Report how many lines of the data below contain "when". Give nothing besides the number.

——

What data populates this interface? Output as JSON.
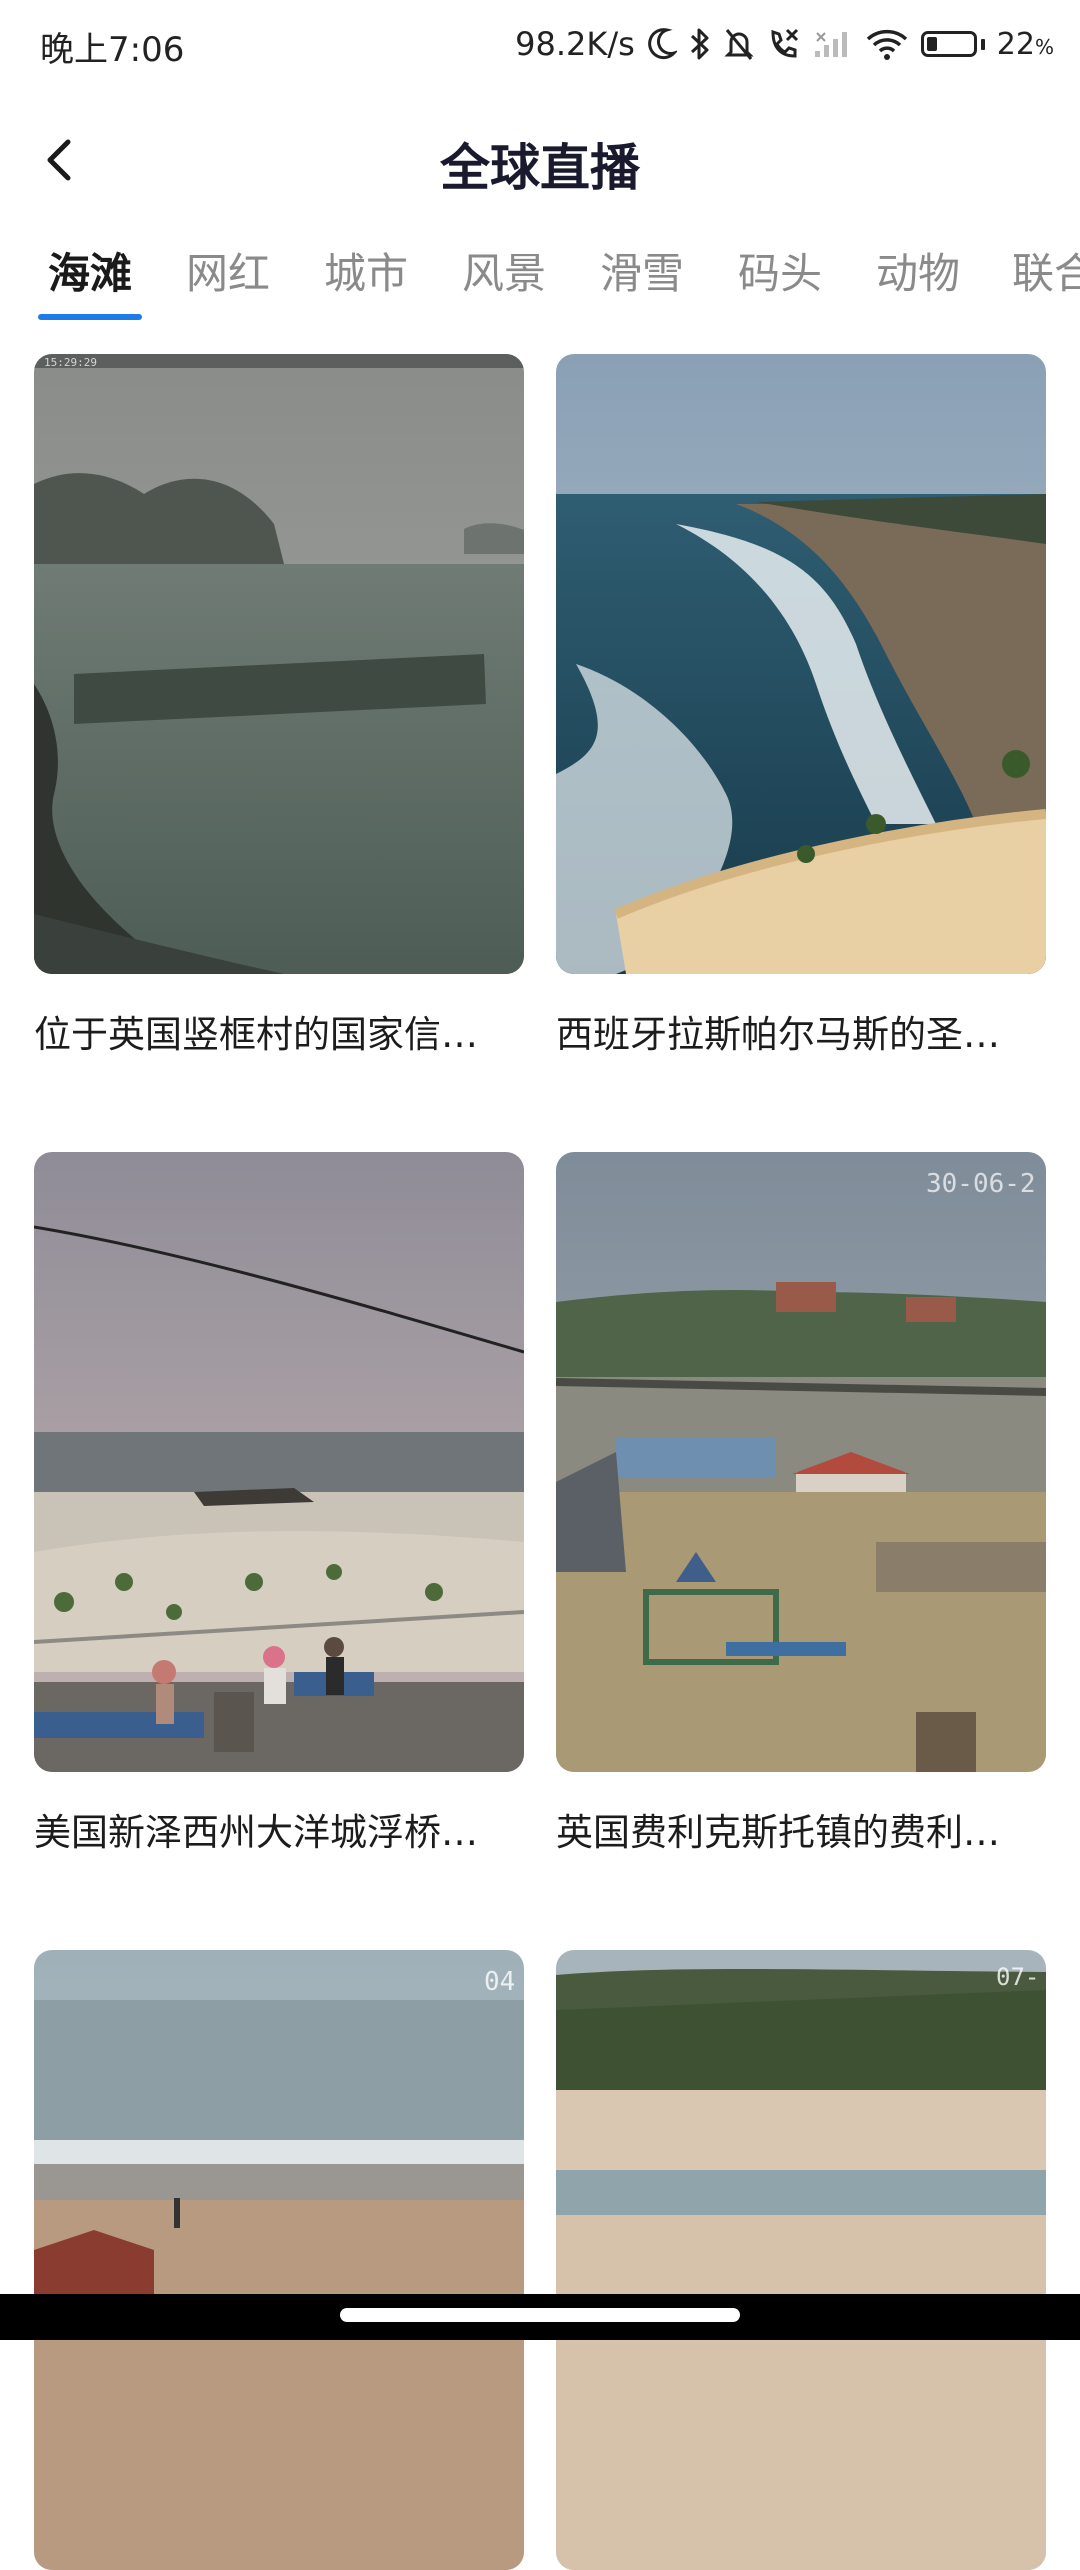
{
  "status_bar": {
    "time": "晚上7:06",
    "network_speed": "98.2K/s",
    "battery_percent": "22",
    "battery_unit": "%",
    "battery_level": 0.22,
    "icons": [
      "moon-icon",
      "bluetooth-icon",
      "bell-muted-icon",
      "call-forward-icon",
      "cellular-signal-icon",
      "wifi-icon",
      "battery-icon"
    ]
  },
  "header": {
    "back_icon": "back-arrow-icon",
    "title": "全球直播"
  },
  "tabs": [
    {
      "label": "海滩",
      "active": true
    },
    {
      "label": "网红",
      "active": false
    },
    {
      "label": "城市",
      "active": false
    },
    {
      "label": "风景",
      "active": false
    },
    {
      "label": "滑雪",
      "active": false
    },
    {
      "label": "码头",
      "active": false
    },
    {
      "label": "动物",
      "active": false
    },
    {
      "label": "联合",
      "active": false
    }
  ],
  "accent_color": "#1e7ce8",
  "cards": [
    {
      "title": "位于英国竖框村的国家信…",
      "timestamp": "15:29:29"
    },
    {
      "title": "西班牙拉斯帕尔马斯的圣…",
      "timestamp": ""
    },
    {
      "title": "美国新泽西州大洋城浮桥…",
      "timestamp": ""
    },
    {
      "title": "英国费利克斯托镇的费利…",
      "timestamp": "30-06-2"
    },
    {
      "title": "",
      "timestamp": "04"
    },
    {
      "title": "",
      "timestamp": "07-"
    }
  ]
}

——

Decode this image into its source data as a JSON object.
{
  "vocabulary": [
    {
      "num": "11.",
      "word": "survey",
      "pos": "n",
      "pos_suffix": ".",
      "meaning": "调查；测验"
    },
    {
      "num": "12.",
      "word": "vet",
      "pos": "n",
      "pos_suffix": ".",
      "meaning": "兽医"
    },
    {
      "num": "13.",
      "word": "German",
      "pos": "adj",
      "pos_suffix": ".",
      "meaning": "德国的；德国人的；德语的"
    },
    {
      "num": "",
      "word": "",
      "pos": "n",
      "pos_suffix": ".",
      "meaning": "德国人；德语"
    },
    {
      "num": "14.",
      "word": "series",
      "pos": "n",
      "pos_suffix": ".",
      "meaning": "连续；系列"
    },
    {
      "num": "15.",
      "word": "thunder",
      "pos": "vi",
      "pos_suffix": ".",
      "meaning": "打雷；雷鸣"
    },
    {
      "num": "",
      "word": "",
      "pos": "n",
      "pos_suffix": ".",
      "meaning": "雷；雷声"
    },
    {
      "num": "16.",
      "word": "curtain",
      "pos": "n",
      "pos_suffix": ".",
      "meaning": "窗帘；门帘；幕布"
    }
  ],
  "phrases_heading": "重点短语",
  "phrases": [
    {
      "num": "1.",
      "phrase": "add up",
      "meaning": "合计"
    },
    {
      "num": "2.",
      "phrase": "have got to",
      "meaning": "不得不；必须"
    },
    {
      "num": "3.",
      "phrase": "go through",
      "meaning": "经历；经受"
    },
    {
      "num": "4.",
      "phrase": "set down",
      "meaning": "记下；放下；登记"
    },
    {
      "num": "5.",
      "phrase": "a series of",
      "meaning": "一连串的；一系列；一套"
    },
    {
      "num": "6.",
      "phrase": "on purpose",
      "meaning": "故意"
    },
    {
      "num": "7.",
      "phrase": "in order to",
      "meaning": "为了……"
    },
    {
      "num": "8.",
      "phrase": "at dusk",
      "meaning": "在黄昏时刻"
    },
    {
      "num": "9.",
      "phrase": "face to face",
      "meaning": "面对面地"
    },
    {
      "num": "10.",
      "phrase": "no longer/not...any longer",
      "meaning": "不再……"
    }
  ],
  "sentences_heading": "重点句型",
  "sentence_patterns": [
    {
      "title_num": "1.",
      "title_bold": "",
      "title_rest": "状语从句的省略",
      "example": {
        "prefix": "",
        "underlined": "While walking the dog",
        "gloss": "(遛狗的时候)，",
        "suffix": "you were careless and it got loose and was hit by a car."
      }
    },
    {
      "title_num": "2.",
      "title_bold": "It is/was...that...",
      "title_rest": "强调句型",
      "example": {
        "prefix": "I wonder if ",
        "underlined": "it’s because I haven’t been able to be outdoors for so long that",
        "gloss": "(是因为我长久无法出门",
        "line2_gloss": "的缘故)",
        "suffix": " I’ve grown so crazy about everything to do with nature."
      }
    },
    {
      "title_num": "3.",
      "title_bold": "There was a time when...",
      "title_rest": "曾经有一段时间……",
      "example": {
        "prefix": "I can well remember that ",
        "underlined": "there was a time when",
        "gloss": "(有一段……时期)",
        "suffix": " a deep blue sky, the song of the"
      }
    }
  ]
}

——

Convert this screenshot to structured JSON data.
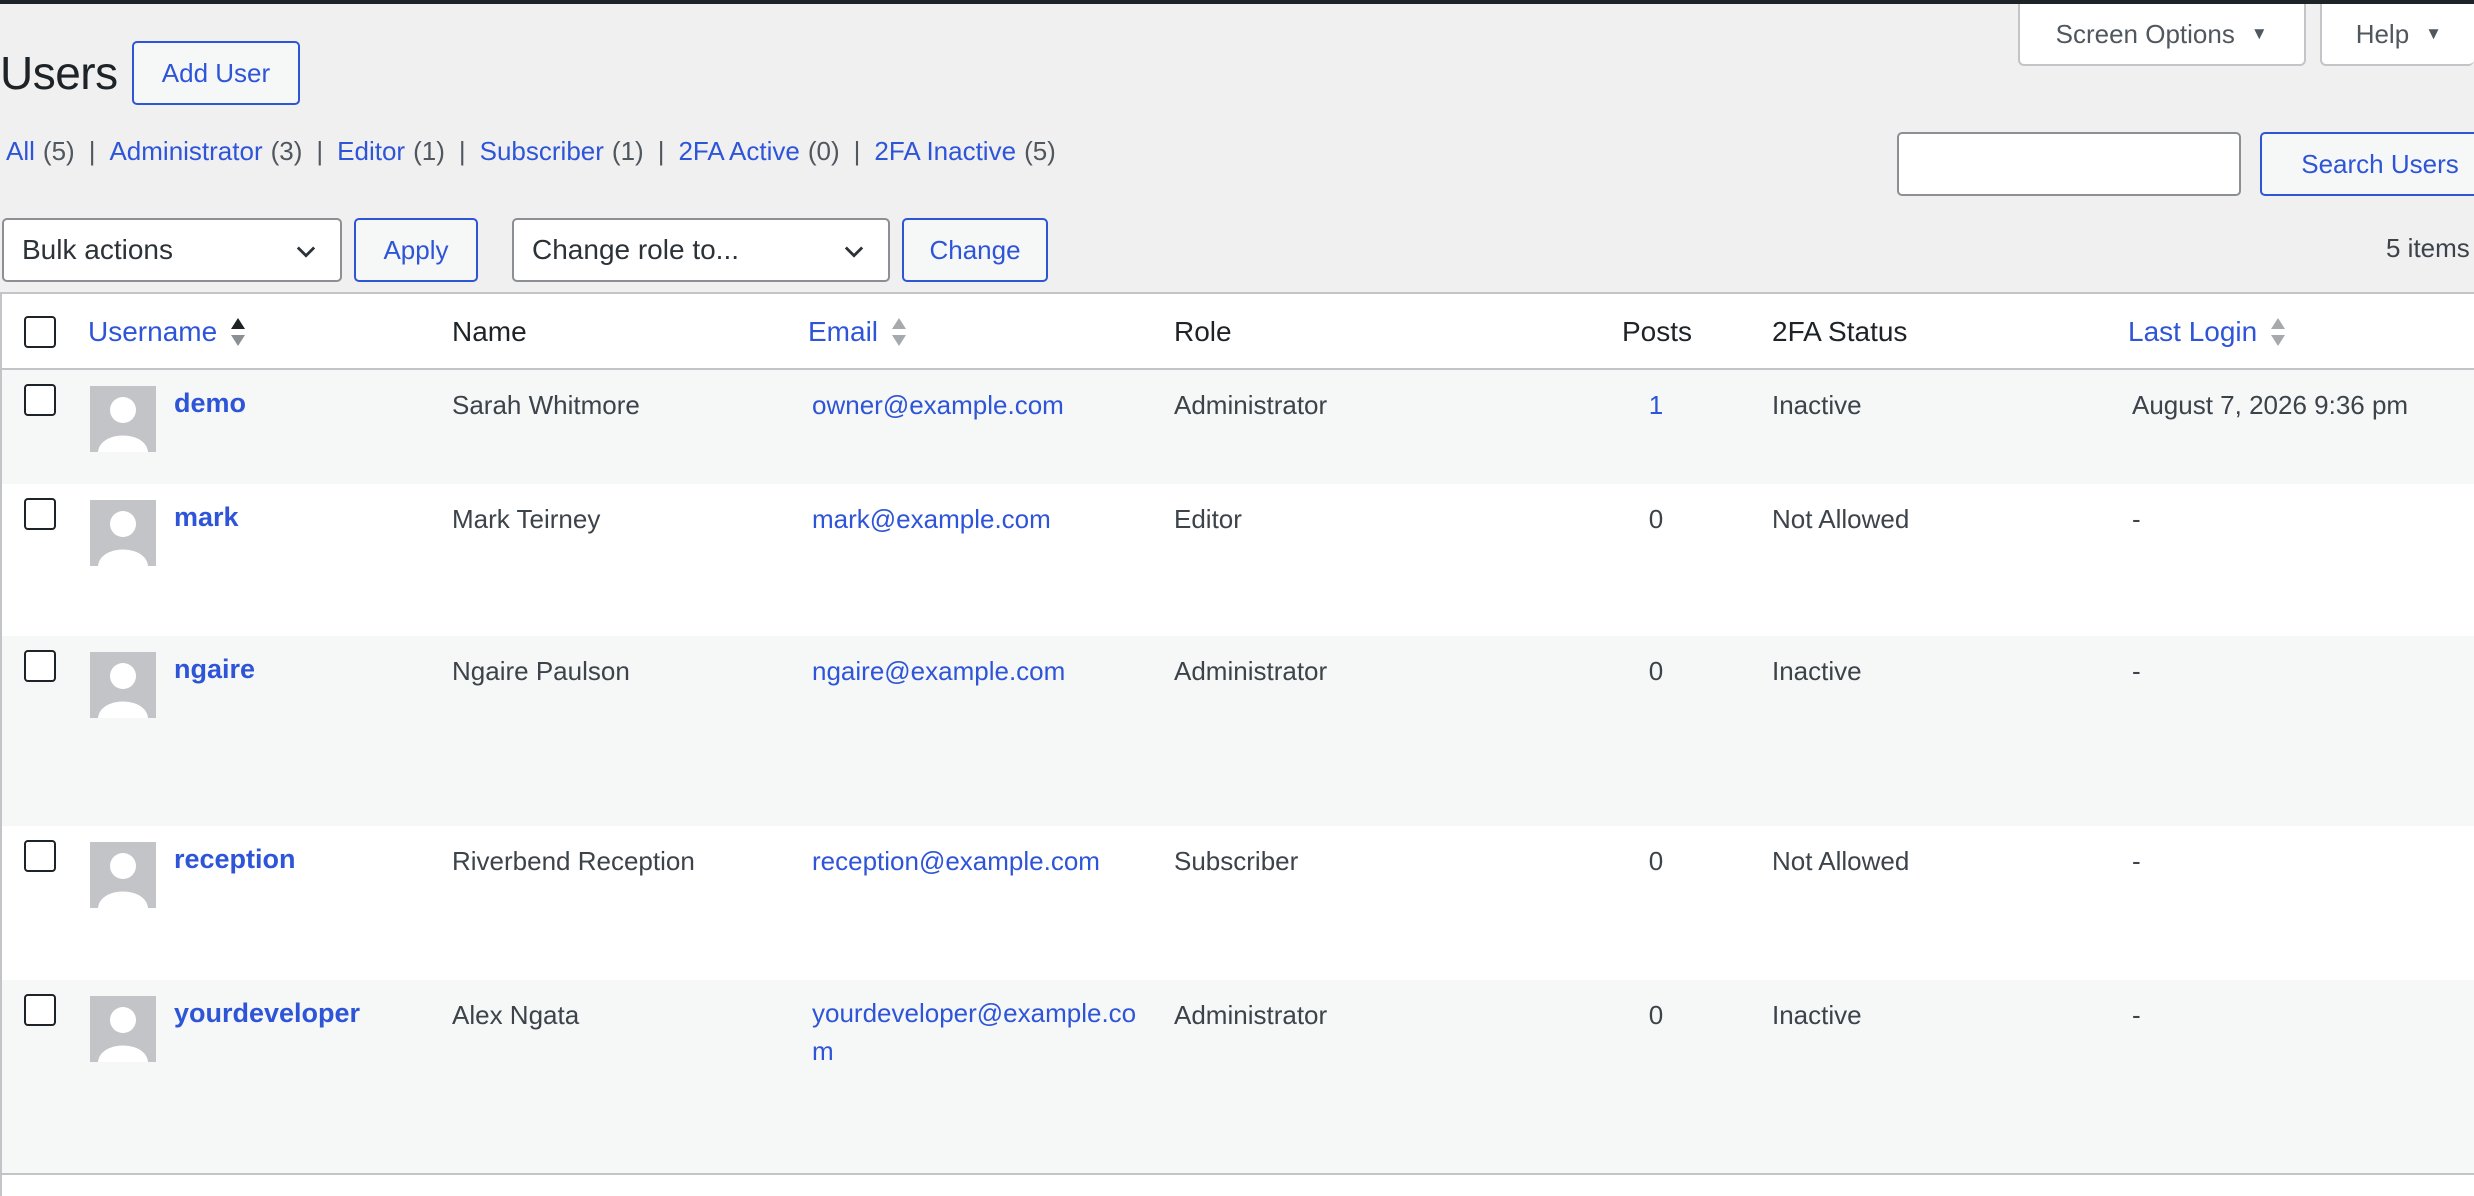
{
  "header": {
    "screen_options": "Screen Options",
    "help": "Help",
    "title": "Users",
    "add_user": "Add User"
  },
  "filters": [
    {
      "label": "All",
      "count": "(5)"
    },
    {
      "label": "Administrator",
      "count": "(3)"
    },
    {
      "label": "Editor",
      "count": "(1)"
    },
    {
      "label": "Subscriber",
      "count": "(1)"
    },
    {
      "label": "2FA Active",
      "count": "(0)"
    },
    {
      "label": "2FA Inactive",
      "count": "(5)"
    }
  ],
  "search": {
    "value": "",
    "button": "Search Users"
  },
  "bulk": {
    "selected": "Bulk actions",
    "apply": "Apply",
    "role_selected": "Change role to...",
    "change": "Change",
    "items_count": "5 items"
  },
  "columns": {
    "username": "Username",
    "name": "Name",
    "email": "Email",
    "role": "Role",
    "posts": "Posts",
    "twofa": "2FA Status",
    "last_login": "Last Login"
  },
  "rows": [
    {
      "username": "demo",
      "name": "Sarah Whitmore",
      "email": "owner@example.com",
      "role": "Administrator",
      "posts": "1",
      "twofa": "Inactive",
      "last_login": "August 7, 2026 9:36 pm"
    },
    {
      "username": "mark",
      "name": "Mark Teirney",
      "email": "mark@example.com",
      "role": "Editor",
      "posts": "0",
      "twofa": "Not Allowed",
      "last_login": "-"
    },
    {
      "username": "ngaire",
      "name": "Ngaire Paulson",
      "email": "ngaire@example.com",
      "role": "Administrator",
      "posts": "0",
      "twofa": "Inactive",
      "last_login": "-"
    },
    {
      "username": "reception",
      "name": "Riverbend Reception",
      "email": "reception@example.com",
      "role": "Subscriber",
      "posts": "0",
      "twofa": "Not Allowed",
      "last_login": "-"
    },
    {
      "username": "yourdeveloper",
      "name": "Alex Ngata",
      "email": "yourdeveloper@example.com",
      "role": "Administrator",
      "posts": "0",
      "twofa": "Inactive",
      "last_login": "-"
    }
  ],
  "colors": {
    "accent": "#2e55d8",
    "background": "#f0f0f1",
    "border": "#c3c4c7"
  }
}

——

- **Task solution**: 2